I usually write in my basement study. (This room, which we remodeled a few years ago into my study, is likely different from most home offices in that it is, shall we say, a “multipurpose” room. There are a toilet and a sink in one corner! Our house was built in the 1960s, and we assume that the original owners decided to add a toilet in case they ever added a whole bathroom. We have simply put bookshelves up in front of it to hide it from view.) Anyway: I write best by myself—i.e., not in a coffee shop and not when my kids are home. I don’t have to have a beautiful place to write: just a computer, a desk, a chair, and some quiet.
What has been the biggest help to you in the journey to publication? Writers’ conferences? Writing groups? Your mom as your first draft reader?
Although I had already been publishing by the time we began meeting, my writing group has been invaluable in terms of helping me learn to revise. The women in my group are incredibly intelligent, careful, and compassionate critics and teachers of writing, and they offer helpful feedback whenever I show them a piece of my writing.
Is the “writer’s life” what you thought it would be?
I don’t think I anticipated how much I would love the writing life. It is much more difficult than almost anything I’ve done, but also much more absorbing and lovely than most activities that fill my life. When I am in the middle of a large writing project, the time passes extremely quickly and I am surprised and saddened when the end of my work day arrives.
Apart from raising kids and keeping a household running (someone always seems to be getting sick, and the laundry always accumulates way too fast), my biggest distraction these days is worrying about how my book is being received. I am very distracted by reading reviews of my work, scheduling interviews and signings, and worrying about whether people like my book. My tendency is to become the epitome of the needy-writer stereotype, and I’ve really had to work on separating myself from those extrinsic rewards and criticisms. I’m slowly learning to focus on the work of writing itself rather than people’s responses to it.

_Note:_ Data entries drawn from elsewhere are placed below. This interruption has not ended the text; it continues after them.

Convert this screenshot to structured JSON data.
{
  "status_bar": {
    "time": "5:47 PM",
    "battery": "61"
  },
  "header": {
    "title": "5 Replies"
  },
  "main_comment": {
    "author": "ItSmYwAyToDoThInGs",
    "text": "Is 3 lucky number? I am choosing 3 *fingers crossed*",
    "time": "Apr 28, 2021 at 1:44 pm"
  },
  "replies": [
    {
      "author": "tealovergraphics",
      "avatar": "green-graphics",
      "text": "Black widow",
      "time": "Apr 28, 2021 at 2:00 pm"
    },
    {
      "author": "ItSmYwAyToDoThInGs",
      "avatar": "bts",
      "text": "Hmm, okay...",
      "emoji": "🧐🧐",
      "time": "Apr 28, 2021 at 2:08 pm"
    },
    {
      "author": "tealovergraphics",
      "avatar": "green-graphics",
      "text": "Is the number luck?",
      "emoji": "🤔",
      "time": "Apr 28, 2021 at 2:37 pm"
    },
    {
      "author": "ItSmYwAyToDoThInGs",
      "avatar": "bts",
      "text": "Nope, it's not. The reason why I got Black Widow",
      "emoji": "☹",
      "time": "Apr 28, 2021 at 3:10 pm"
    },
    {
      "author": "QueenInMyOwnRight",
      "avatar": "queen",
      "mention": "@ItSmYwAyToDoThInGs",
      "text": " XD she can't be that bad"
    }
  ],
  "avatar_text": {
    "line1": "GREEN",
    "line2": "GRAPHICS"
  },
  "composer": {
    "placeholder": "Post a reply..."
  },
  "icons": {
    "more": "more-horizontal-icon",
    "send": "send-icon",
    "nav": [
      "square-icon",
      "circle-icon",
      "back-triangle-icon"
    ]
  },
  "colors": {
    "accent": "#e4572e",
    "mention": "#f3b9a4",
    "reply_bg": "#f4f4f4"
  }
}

What do you least like about being a writer? Most like?
One of the difficult things for me about being a writer is that it’s such a private, at-home activity that many people who know me don’t really know what I do. That is, people at church and friends and acquaintances aren’t necessarily reading the things I write or edit, so I think they sometimes wonder what I do all day! Freelance writing and editing is also difficult in that the payments I receive for various jobs are quite inconsistent, and so it’s hard to plan on any specific monthly income. There also aren’t the usual “perks” of a regular job—health and retirement benefits, tech support, raises, and a supervisor to help you figure out how to do your work better,
Having said that, I feel incredibly privileged to be able to do the work that I most love to do in the world. Being able to devote some daytime hours to writing, rather than only after the kids are in bed, feels like a gift.

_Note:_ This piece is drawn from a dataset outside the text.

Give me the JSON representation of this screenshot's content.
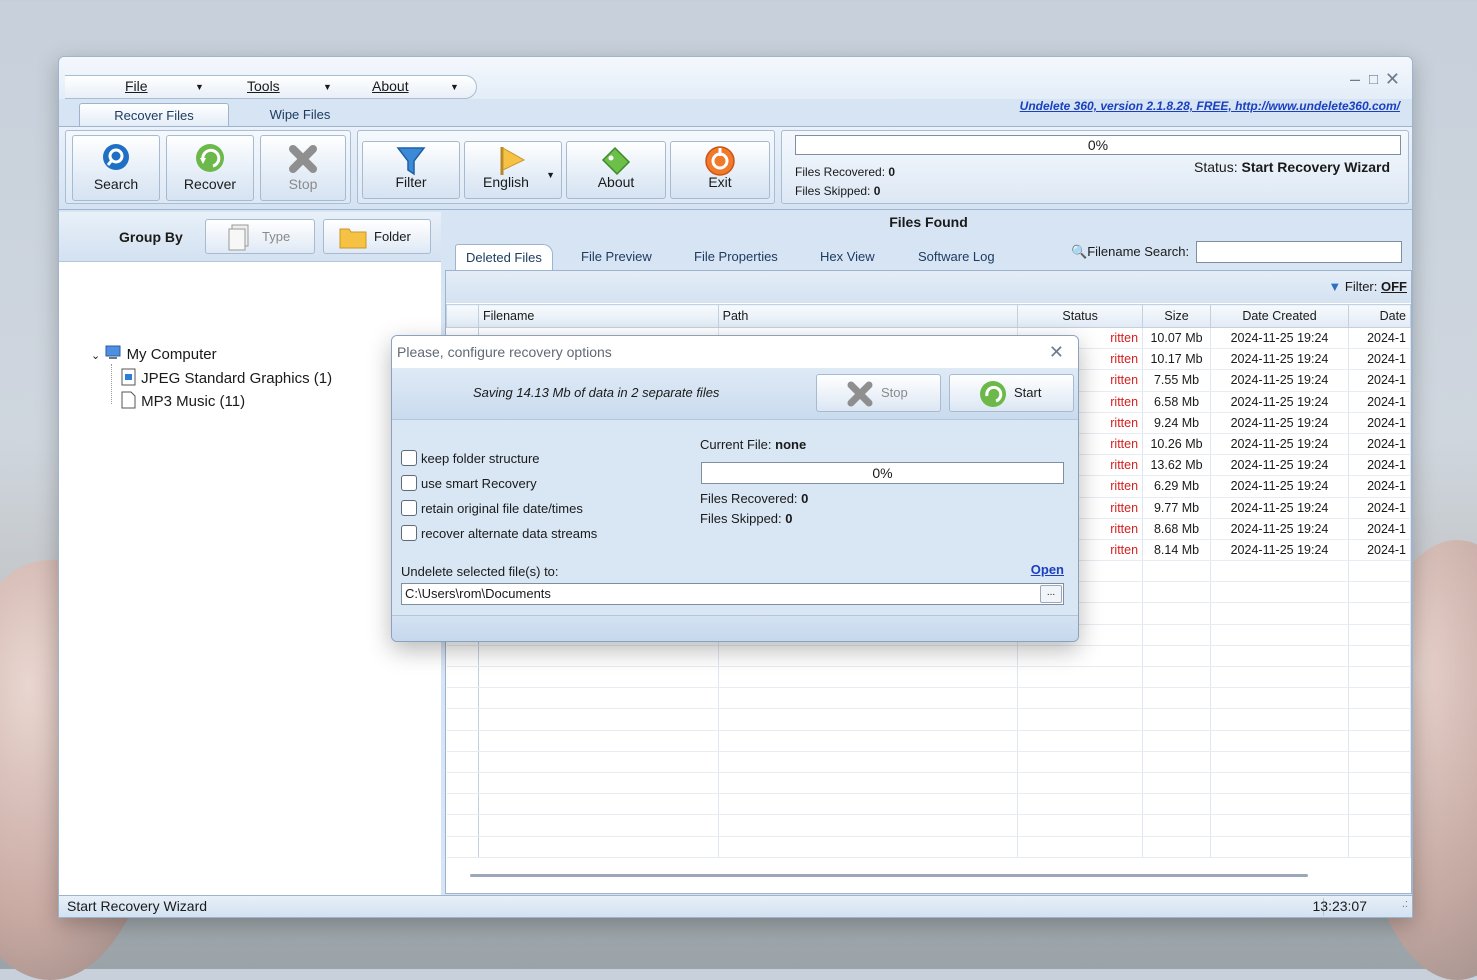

What advice would you offer to new writers?
I have found getting published to be an incredibly slow process of accruing contacts and confidence and skills. Frankly, I would not recommend it to the faint of heart! Learning to just keep writing and to remain hopeful in the face of rejections is akin to a spiritual discipline. In fact, writing often feels like a spiritual practice to me. So I guess I’d say: approach writing with care, cautious joy, and fear and trembling!
Pretend I’m a customer at a bookstore looking for a good book. Give me a one or two sentence promo to convince me to buy your book.
A new Amish romance novel appeared on the market at the rate of one every four days in 2012. Ten years earlier, only two new Amish novels were published. What has changed between then and now? Thrill of the Chaste: The Allure of Amish Romance Novels explores why Amish-themed fiction is so incredibly popular. If you find yourself curious about why so many people are curious about the Amish, you will enjoy this book.
Last question, how can readers find you and your books?